Yet so often this message gets lost in translation.

When it comes to change management in big organisations I always feel the use of spreadsheets can only be described as an exercise in futility. The analogy of trying to stop the tide comes to mind. Trying to describe the elephant when each person can only grasp the notion of a tail or a foot or a trunk. Each seeing their own view.

They tell a story that is already old

A bit like the observation theory. The minute you observe the event it has passed.

But just for a minute wouldn’t it be great if the stories we were telling came to life before our eyes? That we could play pause, rewind and even use the data to fast forward into the future. To understand the truly complex ecosystem that is our modern day working environment.

Wouldn’t it be great if the spreadsheet moved in real time – showing the  world what was really happening?

Even though our comfy old Ford Fiesta gets us from A to B doesn’t mean that it is the best option.

So what’s the alternative?

What would it take you to throw away your spreadsheet?:

Well the clear answer is good software: 

Take for instance workforce, resource or supplier management software – The argument for is:

  1. Improved Staff utilisation
  2. Reduced attrition
  3. Less risk with scenario planning
  4. Real-time (just in time) supplier management
  5. Reduction in supplier costs
  6. Improvements through process automation

 So what is stopping us?

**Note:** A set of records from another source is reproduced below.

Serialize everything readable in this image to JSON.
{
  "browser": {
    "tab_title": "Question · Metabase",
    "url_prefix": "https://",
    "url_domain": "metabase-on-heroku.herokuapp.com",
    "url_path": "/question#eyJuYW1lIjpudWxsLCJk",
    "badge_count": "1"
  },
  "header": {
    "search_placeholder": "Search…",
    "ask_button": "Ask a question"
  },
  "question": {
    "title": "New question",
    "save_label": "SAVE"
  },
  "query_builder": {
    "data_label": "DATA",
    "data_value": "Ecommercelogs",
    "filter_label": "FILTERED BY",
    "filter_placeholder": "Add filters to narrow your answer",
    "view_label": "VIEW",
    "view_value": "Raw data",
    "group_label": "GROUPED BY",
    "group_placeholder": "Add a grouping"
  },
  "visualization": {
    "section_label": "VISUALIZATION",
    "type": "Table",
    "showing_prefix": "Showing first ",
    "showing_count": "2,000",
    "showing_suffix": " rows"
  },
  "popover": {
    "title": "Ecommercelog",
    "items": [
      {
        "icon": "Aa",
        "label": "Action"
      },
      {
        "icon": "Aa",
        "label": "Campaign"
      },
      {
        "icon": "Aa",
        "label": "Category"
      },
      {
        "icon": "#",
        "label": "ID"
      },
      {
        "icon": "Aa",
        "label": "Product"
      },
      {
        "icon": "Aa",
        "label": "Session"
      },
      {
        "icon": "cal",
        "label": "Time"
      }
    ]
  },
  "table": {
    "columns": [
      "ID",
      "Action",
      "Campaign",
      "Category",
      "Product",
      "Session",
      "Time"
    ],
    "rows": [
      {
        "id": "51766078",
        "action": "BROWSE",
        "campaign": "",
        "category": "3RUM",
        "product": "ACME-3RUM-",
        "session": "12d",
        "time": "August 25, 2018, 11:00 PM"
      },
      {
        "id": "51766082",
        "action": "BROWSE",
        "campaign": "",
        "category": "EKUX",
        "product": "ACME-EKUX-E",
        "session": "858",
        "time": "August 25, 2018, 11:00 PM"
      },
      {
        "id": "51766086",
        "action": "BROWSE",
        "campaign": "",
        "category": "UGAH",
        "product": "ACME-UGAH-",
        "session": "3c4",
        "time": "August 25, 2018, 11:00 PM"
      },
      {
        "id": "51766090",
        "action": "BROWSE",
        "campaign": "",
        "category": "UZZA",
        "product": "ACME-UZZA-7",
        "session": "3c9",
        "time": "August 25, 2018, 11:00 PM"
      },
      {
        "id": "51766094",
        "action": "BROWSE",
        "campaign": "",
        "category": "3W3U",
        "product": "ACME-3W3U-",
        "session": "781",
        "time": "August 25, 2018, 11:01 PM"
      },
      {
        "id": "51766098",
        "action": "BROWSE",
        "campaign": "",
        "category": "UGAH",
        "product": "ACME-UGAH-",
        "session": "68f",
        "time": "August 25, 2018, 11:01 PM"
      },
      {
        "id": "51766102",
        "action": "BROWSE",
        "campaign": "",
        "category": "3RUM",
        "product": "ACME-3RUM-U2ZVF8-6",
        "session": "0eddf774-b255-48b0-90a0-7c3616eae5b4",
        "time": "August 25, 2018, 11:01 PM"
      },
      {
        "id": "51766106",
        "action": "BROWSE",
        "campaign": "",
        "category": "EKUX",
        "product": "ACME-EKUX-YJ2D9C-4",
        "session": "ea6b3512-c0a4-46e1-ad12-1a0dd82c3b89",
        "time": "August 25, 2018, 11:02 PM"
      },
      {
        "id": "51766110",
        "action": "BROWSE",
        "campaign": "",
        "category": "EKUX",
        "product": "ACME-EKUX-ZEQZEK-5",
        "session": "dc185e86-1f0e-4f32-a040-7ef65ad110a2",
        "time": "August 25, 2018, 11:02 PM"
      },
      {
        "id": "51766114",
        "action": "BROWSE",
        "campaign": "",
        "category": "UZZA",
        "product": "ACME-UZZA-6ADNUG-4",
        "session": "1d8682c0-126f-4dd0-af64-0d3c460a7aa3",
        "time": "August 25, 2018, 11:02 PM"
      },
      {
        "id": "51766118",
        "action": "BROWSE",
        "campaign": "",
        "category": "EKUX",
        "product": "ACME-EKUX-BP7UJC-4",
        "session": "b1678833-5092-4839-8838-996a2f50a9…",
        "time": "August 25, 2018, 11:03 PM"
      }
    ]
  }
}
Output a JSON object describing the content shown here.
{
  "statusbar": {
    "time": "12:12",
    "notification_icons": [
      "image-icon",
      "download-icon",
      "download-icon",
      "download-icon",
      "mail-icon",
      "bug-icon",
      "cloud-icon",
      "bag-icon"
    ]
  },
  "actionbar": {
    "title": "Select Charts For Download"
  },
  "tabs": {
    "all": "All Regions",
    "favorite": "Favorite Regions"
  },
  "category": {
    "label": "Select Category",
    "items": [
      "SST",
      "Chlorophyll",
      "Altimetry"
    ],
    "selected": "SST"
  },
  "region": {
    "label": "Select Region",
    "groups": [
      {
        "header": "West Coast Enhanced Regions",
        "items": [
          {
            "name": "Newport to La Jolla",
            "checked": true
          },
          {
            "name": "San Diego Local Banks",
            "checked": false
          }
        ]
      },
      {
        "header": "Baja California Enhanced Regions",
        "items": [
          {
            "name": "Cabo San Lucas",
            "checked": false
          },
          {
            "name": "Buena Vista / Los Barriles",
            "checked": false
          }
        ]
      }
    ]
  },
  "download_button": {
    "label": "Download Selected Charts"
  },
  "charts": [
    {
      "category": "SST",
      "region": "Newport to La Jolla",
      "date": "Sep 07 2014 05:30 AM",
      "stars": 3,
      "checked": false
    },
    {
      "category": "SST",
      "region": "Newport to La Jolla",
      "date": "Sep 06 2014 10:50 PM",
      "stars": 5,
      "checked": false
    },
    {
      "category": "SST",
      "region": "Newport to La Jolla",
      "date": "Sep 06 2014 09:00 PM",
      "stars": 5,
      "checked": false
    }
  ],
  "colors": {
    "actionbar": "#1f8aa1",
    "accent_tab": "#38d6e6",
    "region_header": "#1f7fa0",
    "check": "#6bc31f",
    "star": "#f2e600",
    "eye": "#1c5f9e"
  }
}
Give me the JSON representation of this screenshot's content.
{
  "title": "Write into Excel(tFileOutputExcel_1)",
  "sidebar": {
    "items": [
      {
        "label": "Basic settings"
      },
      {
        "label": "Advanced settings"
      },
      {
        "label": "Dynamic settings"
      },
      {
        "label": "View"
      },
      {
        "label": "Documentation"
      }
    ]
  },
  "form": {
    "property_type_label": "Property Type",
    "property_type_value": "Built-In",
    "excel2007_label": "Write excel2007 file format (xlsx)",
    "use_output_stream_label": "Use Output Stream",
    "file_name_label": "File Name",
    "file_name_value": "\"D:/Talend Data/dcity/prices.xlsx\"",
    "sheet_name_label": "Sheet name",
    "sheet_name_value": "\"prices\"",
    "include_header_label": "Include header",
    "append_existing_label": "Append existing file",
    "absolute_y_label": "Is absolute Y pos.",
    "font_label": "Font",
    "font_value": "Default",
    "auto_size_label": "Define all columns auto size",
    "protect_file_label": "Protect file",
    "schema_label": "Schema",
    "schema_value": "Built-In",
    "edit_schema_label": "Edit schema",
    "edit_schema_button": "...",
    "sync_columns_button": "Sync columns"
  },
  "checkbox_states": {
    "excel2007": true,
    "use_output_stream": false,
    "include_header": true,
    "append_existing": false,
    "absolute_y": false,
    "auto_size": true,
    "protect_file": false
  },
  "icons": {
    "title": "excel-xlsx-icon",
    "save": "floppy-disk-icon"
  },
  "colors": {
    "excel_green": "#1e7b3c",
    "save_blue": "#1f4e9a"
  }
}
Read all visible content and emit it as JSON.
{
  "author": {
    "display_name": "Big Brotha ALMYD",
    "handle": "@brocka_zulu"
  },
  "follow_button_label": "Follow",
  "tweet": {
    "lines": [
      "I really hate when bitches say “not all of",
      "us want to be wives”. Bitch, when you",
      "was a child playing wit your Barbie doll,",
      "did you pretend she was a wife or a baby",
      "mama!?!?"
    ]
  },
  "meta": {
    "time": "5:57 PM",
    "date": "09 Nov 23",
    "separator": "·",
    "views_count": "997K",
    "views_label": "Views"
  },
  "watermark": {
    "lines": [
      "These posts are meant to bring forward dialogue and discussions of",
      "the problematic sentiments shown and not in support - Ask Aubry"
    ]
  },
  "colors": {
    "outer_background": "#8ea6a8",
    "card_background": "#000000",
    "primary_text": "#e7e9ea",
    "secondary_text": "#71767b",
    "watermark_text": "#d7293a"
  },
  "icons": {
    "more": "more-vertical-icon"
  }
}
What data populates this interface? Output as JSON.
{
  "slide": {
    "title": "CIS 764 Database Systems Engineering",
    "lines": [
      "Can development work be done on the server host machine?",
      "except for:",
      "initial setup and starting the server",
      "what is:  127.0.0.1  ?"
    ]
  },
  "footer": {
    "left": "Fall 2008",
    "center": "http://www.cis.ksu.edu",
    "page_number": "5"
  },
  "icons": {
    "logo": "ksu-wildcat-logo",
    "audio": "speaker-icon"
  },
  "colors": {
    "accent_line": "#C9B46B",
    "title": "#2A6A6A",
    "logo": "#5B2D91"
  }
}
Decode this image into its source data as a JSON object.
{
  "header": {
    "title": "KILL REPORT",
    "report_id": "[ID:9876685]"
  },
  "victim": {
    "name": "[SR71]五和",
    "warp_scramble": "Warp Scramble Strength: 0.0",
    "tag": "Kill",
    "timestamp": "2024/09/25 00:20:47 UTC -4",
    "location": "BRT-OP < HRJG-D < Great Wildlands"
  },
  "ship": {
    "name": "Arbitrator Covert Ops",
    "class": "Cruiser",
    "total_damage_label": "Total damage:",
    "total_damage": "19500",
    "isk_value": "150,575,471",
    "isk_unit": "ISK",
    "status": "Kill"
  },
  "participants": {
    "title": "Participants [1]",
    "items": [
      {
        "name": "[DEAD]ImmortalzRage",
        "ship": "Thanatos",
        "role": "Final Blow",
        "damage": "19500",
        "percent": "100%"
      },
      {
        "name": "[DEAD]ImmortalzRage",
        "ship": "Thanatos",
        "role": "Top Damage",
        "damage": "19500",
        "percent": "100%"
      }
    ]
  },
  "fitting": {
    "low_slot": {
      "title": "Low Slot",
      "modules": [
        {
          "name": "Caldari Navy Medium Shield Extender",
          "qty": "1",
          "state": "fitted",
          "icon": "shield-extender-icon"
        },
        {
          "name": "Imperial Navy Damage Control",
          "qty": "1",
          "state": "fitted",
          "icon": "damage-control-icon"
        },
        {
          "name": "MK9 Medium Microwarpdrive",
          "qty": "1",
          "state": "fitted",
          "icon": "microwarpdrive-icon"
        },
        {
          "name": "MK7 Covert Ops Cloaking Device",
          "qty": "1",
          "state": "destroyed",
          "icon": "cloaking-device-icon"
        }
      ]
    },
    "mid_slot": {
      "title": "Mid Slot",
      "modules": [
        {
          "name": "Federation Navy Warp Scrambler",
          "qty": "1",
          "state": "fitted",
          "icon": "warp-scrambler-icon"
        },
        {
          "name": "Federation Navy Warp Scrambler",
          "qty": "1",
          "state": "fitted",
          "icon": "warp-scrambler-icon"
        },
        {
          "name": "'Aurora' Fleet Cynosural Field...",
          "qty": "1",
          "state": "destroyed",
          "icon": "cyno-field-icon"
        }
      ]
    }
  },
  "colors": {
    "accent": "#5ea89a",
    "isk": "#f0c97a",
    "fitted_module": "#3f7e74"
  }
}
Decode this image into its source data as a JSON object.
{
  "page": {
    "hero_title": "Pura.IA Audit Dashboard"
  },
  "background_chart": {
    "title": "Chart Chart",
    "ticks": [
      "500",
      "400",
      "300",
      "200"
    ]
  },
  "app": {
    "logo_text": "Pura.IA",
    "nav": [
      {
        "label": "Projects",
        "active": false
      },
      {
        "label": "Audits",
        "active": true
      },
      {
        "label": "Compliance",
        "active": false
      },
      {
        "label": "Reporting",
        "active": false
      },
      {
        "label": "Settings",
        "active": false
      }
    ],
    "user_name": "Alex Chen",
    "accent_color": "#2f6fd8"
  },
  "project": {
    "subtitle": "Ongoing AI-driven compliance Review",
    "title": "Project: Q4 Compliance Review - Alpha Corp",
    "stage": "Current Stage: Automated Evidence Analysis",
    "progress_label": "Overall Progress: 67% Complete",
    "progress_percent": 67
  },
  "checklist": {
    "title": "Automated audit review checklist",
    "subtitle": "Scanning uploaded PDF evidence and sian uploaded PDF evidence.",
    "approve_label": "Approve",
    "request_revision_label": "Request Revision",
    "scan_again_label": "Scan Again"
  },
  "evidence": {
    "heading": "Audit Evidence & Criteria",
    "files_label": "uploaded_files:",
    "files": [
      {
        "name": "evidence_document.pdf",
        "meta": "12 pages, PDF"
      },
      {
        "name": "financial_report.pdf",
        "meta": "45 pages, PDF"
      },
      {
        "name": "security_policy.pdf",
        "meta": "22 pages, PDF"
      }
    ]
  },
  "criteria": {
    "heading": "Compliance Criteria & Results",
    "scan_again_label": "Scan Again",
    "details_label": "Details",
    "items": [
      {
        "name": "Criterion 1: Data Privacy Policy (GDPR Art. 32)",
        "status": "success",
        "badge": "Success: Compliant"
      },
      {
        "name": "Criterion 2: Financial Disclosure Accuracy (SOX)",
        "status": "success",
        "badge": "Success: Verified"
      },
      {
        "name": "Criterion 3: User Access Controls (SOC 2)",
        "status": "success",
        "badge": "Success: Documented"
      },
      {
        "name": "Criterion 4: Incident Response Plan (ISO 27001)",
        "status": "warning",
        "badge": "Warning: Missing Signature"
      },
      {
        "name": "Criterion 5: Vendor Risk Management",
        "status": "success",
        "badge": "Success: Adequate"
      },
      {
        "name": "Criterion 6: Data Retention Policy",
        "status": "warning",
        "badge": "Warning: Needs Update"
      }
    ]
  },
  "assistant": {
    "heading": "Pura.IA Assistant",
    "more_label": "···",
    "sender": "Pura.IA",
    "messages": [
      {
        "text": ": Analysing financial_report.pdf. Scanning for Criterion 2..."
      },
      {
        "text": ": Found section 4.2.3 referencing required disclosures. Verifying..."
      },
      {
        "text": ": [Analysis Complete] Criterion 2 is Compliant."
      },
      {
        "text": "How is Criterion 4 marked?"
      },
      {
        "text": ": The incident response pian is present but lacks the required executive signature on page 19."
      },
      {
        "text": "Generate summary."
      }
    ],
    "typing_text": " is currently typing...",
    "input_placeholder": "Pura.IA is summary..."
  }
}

Based on hearing this day in and day out we can determine that there are three common reasons for reluctance to relinquish our spreadsheets:

  1. Is it quicker to use excel than to use a productivity software solution?
  1. Is it too hard to access the data automatically?
  1. Is the software able to map to the organisation’s processes?

So what about if we removed all of these objections right now.

What about if we:

  1. Made the daily data entry go away through easy connection to what was already there
  2. Made the planning work as easy or even easier than excel with no training required
  3. Made the cost of implementation and hosting go away
  4. Made the software organic and flexible enough to adapt to the organisation

Would you consider throwing away your spread-sheets then?